Problem statement
Apart from the pictures, please restate every entry below exactly.

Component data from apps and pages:
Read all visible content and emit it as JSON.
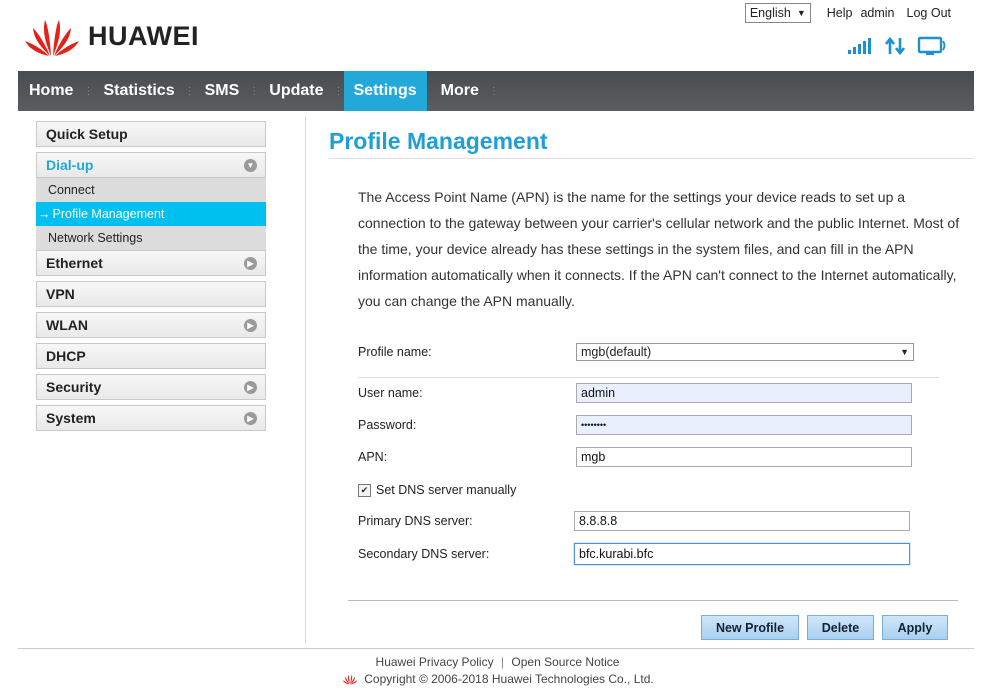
{
  "brand": {
    "name": "HUAWEI",
    "color": "#e2231a"
  },
  "toplinks": {
    "language": "English",
    "help": "Help",
    "user": "admin",
    "logout": "Log Out"
  },
  "status_icons": [
    "signal-icon",
    "data-transfer-icon",
    "device-monitor-icon"
  ],
  "nav": {
    "items": [
      "Home",
      "Statistics",
      "SMS",
      "Update",
      "Settings",
      "More"
    ],
    "active": "Settings",
    "accent": "#22a9da"
  },
  "sidebar": {
    "quick_setup": "Quick Setup",
    "dialup": "Dial-up",
    "dialup_items": [
      "Connect",
      "Profile Management",
      "Network Settings"
    ],
    "active_item_prefix": "→",
    "ethernet": "Ethernet",
    "vpn": "VPN",
    "wlan": "WLAN",
    "dhcp": "DHCP",
    "security": "Security",
    "system": "System"
  },
  "main": {
    "title": "Profile Management",
    "description": "The Access Point Name (APN) is the name for the settings your device reads to set up a connection to the gateway between your carrier's cellular network and the public Internet. Most of the time, your device already has these settings in the system files, and can fill in the APN information automatically when it connects. If the APN can't connect to the Internet automatically, you can change the APN manually."
  },
  "form": {
    "profile_name_label": "Profile name:",
    "profile_name_value": "mgb(default)",
    "username_label": "User name:",
    "username_value": "admin",
    "password_label": "Password:",
    "password_value": "••••••••",
    "apn_label": "APN:",
    "apn_value": "mgb",
    "dns_checkbox_label": "Set DNS server manually",
    "dns_checked": true,
    "primary_dns_label": "Primary DNS server:",
    "primary_dns_value": "8.8.8.8",
    "secondary_dns_label": "Secondary DNS server:",
    "secondary_dns_value": "bfc.kurabi.bfc"
  },
  "buttons": {
    "new_profile": "New Profile",
    "delete": "Delete",
    "apply": "Apply"
  },
  "footer": {
    "privacy": "Huawei Privacy Policy",
    "open_source": "Open Source Notice",
    "copyright": "Copyright © 2006-2018 Huawei Technologies Co., Ltd."
  }
}
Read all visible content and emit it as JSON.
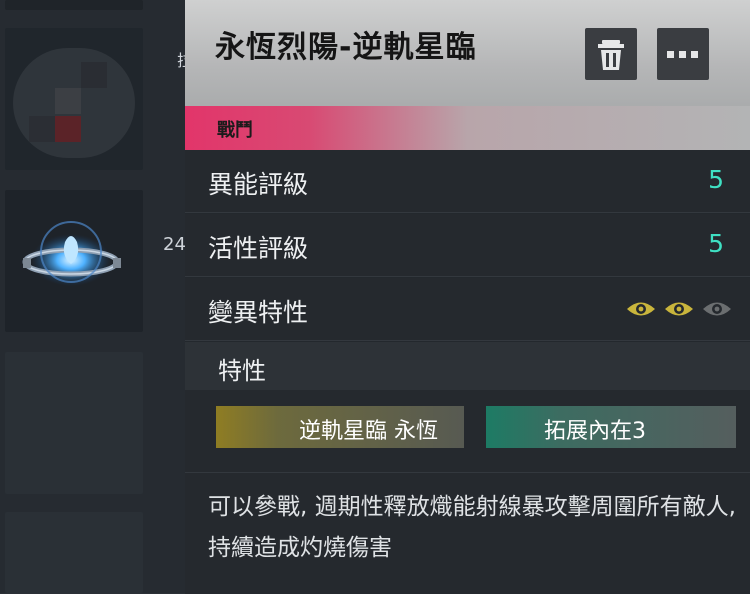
{
  "inventory": {
    "side_chip": "拉",
    "side_number": "24"
  },
  "item": {
    "title": "永恆烈陽-逆軌星臨",
    "category_tag": "戰鬥"
  },
  "stats": [
    {
      "label": "異能評級",
      "value": "5"
    },
    {
      "label": "活性評級",
      "value": "5"
    },
    {
      "label": "變異特性",
      "eyes_filled": 2,
      "eyes_total": 3
    }
  ],
  "traits_section": {
    "title": "特性",
    "items": [
      {
        "label": "逆軌星臨 永恆",
        "color": "#8f7d23"
      },
      {
        "label": "拓展內在3",
        "color": "#1d7b64"
      }
    ]
  },
  "description": "可以參戰, 週期性釋放熾能射線暴攻擊周圍所有敵人, 持續造成灼燒傷害",
  "colors": {
    "accent": "#3fe0c3",
    "tag": "#e2356a",
    "eye_on": "#c9b53c",
    "eye_off": "#6b6e70"
  }
}
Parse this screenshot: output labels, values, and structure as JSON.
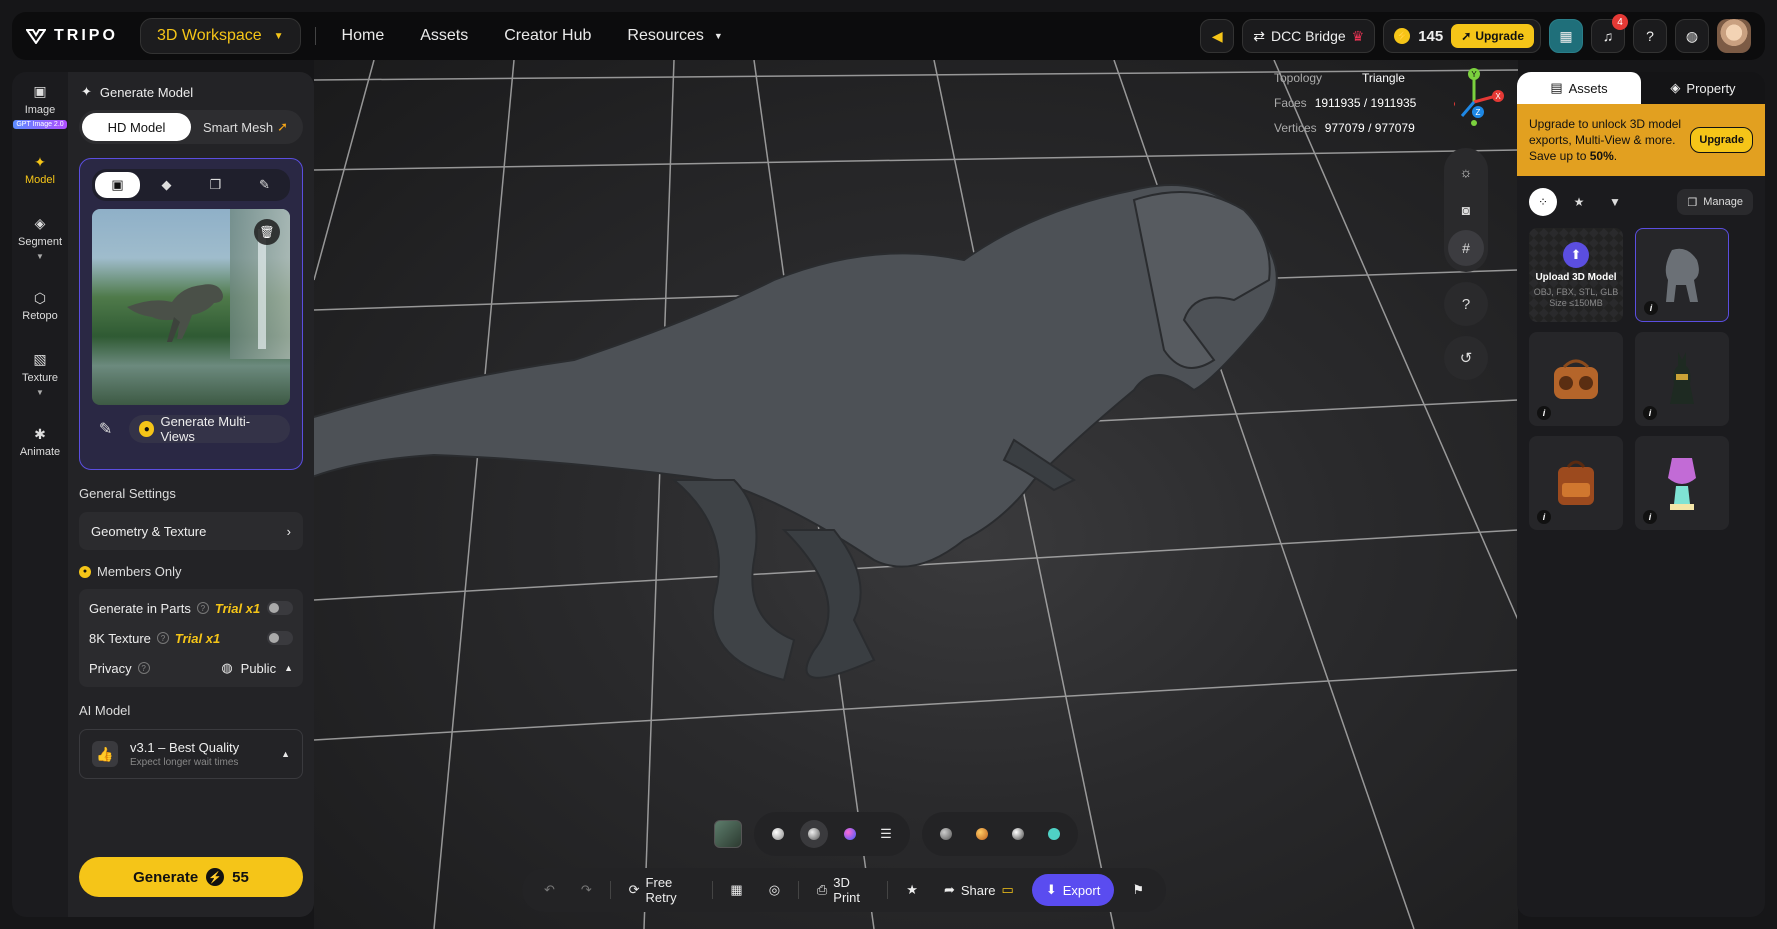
{
  "brand": {
    "name": "TRIPO"
  },
  "topnav": {
    "workspace": "3D Workspace",
    "links": [
      "Home",
      "Assets",
      "Creator Hub",
      "Resources"
    ],
    "dcc_bridge": "DCC Bridge",
    "credits": "145",
    "upgrade": "Upgrade",
    "notif_count": "4"
  },
  "rail": {
    "items": [
      {
        "label": "Image",
        "tag": "GPT Image 2.0",
        "icon": "image-icon"
      },
      {
        "label": "Model",
        "icon": "sparkle-icon"
      },
      {
        "label": "Segment",
        "icon": "segment-icon"
      },
      {
        "label": "Retopo",
        "icon": "retopo-icon"
      },
      {
        "label": "Texture",
        "icon": "texture-icon"
      },
      {
        "label": "Animate",
        "icon": "animate-icon"
      }
    ]
  },
  "panel": {
    "title": "Generate Model",
    "seg": {
      "hd": "HD Model",
      "smart": "Smart Mesh"
    },
    "multiview": "Generate Multi-Views",
    "general_settings": "General Settings",
    "geometry_texture": "Geometry & Texture",
    "members_only": "Members Only",
    "gen_parts": "Generate in Parts",
    "trial": "Trial x1",
    "texture_8k": "8K Texture",
    "privacy": "Privacy",
    "privacy_value": "Public",
    "ai_model_label": "AI Model",
    "ai_model": "v3.1 – Best Quality",
    "ai_model_sub": "Expect longer wait times",
    "generate": "Generate",
    "generate_cost": "55"
  },
  "viewport": {
    "topology_label": "Topology",
    "topology": "Triangle",
    "faces_label": "Faces",
    "faces": "1911935 / 1911935",
    "vertices_label": "Vertices",
    "vertices": "977079 / 977079",
    "axis": {
      "x": "X",
      "y": "Y",
      "z": "Z"
    }
  },
  "actions": {
    "free_retry": "Free Retry",
    "print": "3D Print",
    "share": "Share",
    "export": "Export"
  },
  "rpanel": {
    "tab_assets": "Assets",
    "tab_property": "Property",
    "promo_text_1": "Upgrade to unlock 3D model exports, Multi-View & more. Save up to ",
    "promo_bold": "50%",
    "promo_text_2": ".",
    "promo_btn": "Upgrade",
    "manage": "Manage",
    "upload_title": "Upload 3D Model",
    "upload_formats": "OBJ, FBX, STL, GLB",
    "upload_size": "Size ≤150MB"
  },
  "colors": {
    "accent": "#f5c518",
    "primary": "#5a4cf0",
    "promo": "#e2a020"
  }
}
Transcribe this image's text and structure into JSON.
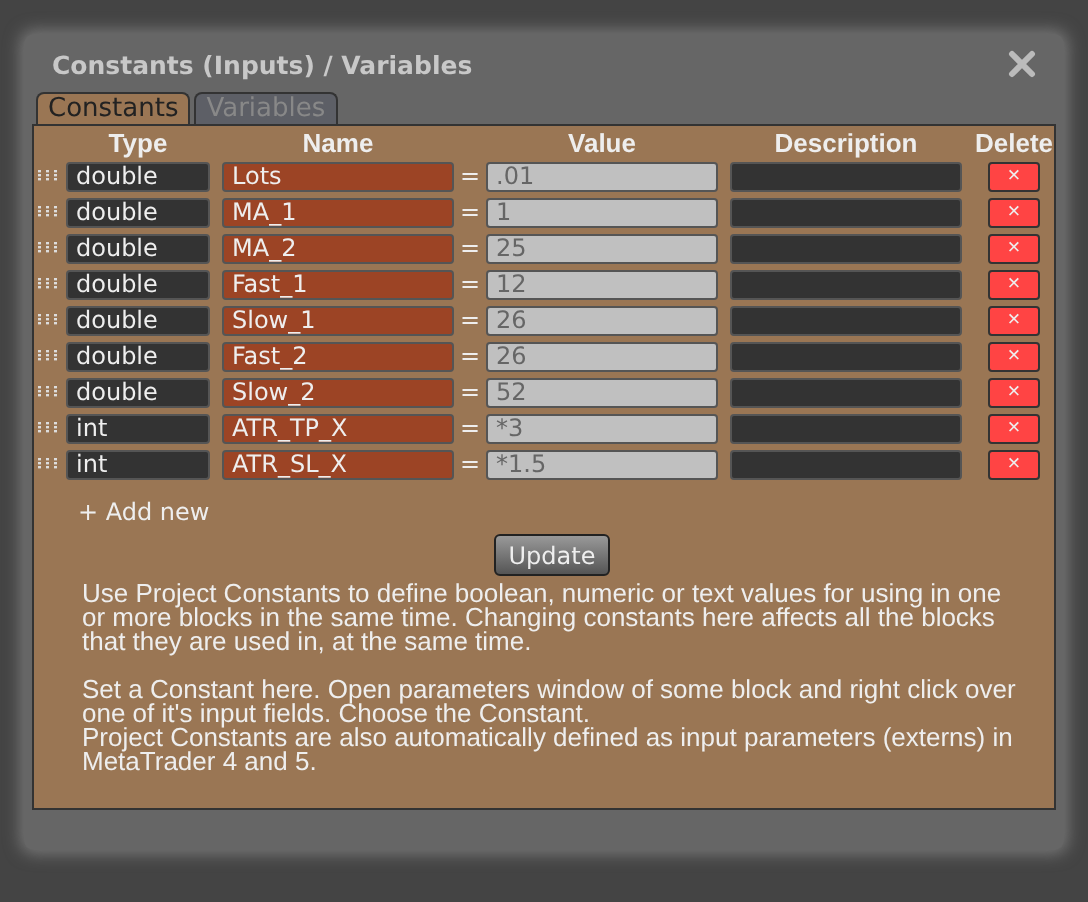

Solution
Read all visible content and emit it as JSON.
{
  "brand": {
    "name": "HUAWEI",
    "color": "#e2231a"
  },
  "toplinks": {
    "language": "English",
    "help": "Help",
    "user": "admin",
    "logout": "Log Out"
  },
  "status_icons": [
    "signal-icon",
    "data-transfer-icon",
    "device-monitor-icon"
  ],
  "nav": {
    "items": [
      "Home",
      "Statistics",
      "SMS",
      "Update",
      "Settings",
      "More"
    ],
    "active": "Settings",
    "accent": "#22a9da"
  },
  "sidebar": {
    "quick_setup": "Quick Setup",
    "dialup": "Dial-up",
    "dialup_items": [
      "Connect",
      "Profile Management",
      "Network Settings"
    ],
    "active_item_prefix": "→",
    "ethernet": "Ethernet",
    "vpn": "VPN",
    "wlan": "WLAN",
    "dhcp": "DHCP",
    "security": "Security",
    "system": "System"
  },
  "main": {
    "title": "Profile Management",
    "description": "The Access Point Name (APN) is the name for the settings your device reads to set up a connection to the gateway between your carrier's cellular network and the public Internet. Most of the time, your device already has these settings in the system files, and can fill in the APN information automatically when it connects. If the APN can't connect to the Internet automatically, you can change the APN manually."
  },
  "form": {
    "profile_name_label": "Profile name:",
    "profile_name_value": "mgb(default)",
    "username_label": "User name:",
    "username_value": "admin",
    "password_label": "Password:",
    "password_value": "••••••••",
    "apn_label": "APN:",
    "apn_value": "mgb",
    "dns_checkbox_label": "Set DNS server manually",
    "dns_checked": true,
    "primary_dns_label": "Primary DNS server:",
    "primary_dns_value": "8.8.8.8",
    "secondary_dns_label": "Secondary DNS server:",
    "secondary_dns_value": "bfc.kurabi.bfc"
  },
  "buttons": {
    "new_profile": "New Profile",
    "delete": "Delete",
    "apply": "Apply"
  },
  "footer": {
    "privacy": "Huawei Privacy Policy",
    "open_source": "Open Source Notice",
    "copyright": "Copyright © 2006-2018 Huawei Technologies Co., Ltd."
  }
}
Read all visible content and emit it as JSON.
{
  "inventory": {
    "side_chip": "拉",
    "side_number": "24"
  },
  "item": {
    "title": "永恆烈陽-逆軌星臨",
    "category_tag": "戰鬥"
  },
  "stats": [
    {
      "label": "異能評級",
      "value": "5"
    },
    {
      "label": "活性評級",
      "value": "5"
    },
    {
      "label": "變異特性",
      "eyes_filled": 2,
      "eyes_total": 3
    }
  ],
  "traits_section": {
    "title": "特性",
    "items": [
      {
        "label": "逆軌星臨 永恆",
        "color": "#8f7d23"
      },
      {
        "label": "拓展內在3",
        "color": "#1d7b64"
      }
    ]
  },
  "description": "可以參戰, 週期性釋放熾能射線暴攻擊周圍所有敵人, 持續造成灼燒傷害",
  "colors": {
    "accent": "#3fe0c3",
    "tag": "#e2356a",
    "eye_on": "#c9b53c",
    "eye_off": "#6b6e70"
  }
}
Parse this screenshot: output labels, values, and structure as JSON.
{
  "brand": {
    "name": "TRIPO"
  },
  "topnav": {
    "workspace": "3D Workspace",
    "links": [
      "Home",
      "Assets",
      "Creator Hub",
      "Resources"
    ],
    "dcc_bridge": "DCC Bridge",
    "credits": "145",
    "upgrade": "Upgrade",
    "notif_count": "4"
  },
  "rail": {
    "items": [
      {
        "label": "Image",
        "tag": "GPT Image 2.0",
        "icon": "image-icon"
      },
      {
        "label": "Model",
        "icon": "sparkle-icon"
      },
      {
        "label": "Segment",
        "icon": "segment-icon"
      },
      {
        "label": "Retopo",
        "icon": "retopo-icon"
      },
      {
        "label": "Texture",
        "icon": "texture-icon"
      },
      {
        "label": "Animate",
        "icon": "animate-icon"
      }
    ]
  },
  "panel": {
    "title": "Generate Model",
    "seg": {
      "hd": "HD Model",
      "smart": "Smart Mesh"
    },
    "multiview": "Generate Multi-Views",
    "general_settings": "General Settings",
    "geometry_texture": "Geometry & Texture",
    "members_only": "Members Only",
    "gen_parts": "Generate in Parts",
    "trial": "Trial x1",
    "texture_8k": "8K Texture",
    "privacy": "Privacy",
    "privacy_value": "Public",
    "ai_model_label": "AI Model",
    "ai_model": "v3.1 – Best Quality",
    "ai_model_sub": "Expect longer wait times",
    "generate": "Generate",
    "generate_cost": "55"
  },
  "viewport": {
    "topology_label": "Topology",
    "topology": "Triangle",
    "faces_label": "Faces",
    "faces": "1911935 / 1911935",
    "vertices_label": "Vertices",
    "vertices": "977079 / 977079",
    "axis": {
      "x": "X",
      "y": "Y",
      "z": "Z"
    }
  },
  "actions": {
    "free_retry": "Free Retry",
    "print": "3D Print",
    "share": "Share",
    "export": "Export"
  },
  "rpanel": {
    "tab_assets": "Assets",
    "tab_property": "Property",
    "promo_text_1": "Upgrade to unlock 3D model exports, Multi-View & more. Save up to ",
    "promo_bold": "50%",
    "promo_text_2": ".",
    "promo_btn": "Upgrade",
    "manage": "Manage",
    "upload_title": "Upload 3D Model",
    "upload_formats": "OBJ, FBX, STL, GLB",
    "upload_size": "Size ≤150MB"
  },
  "colors": {
    "accent": "#f5c518",
    "primary": "#5a4cf0",
    "promo": "#e2a020"
  }
}
Transcribe this image's text and structure into JSON.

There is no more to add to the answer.